Problem statement →
All lines in the records below that hold "name" are to be shown.

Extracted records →
┄┄┄┄┄┄┄┄┄┄┄┄┄┄┄┄┄┄┄┄

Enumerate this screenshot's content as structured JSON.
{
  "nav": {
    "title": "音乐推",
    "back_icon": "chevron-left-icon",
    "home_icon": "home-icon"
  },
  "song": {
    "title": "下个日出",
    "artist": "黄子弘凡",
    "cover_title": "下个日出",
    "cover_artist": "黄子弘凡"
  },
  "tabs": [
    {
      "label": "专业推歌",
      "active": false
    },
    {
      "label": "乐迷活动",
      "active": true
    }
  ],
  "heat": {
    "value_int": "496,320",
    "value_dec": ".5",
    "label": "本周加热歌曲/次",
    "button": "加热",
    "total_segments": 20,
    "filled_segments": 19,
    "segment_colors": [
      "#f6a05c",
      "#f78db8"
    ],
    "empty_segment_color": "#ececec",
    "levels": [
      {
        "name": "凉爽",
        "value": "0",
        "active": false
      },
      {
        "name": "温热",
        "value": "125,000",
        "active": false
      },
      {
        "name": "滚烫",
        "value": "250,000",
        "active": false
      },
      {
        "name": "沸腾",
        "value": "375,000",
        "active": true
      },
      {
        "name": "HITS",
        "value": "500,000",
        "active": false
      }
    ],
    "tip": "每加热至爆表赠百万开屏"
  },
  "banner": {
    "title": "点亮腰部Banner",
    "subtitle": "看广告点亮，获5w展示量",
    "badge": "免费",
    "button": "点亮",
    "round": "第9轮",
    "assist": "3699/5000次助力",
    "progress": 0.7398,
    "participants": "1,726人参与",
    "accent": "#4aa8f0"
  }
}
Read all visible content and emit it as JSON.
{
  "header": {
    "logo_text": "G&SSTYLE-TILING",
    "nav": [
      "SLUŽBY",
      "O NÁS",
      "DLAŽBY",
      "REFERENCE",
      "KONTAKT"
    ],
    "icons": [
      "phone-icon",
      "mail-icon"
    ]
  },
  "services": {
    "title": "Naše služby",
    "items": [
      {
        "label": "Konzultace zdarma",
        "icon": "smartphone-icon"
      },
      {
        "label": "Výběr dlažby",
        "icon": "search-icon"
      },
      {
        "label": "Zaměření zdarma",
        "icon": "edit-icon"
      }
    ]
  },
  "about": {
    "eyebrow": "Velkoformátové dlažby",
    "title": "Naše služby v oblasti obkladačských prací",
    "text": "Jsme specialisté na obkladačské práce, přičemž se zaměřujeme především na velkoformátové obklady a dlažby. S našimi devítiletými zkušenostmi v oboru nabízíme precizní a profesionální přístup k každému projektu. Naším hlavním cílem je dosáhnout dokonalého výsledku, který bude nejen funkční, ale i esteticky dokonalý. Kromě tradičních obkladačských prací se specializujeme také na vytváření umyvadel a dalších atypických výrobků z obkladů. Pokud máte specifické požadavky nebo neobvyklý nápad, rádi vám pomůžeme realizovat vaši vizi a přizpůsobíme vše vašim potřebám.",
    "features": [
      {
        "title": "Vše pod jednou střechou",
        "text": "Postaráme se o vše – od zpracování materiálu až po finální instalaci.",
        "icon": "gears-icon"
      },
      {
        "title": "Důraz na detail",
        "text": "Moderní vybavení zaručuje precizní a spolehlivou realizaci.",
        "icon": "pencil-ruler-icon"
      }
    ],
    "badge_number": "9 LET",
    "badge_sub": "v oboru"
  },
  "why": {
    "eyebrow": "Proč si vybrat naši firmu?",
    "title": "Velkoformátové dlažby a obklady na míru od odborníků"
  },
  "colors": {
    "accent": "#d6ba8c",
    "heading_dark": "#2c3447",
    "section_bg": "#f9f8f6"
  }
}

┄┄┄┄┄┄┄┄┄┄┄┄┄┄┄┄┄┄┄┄

Solution for this task →
        "name": "凉爽",
        "name": "温热",
        "name": "滚烫",
        "name": "沸腾",
        "name": "HITS",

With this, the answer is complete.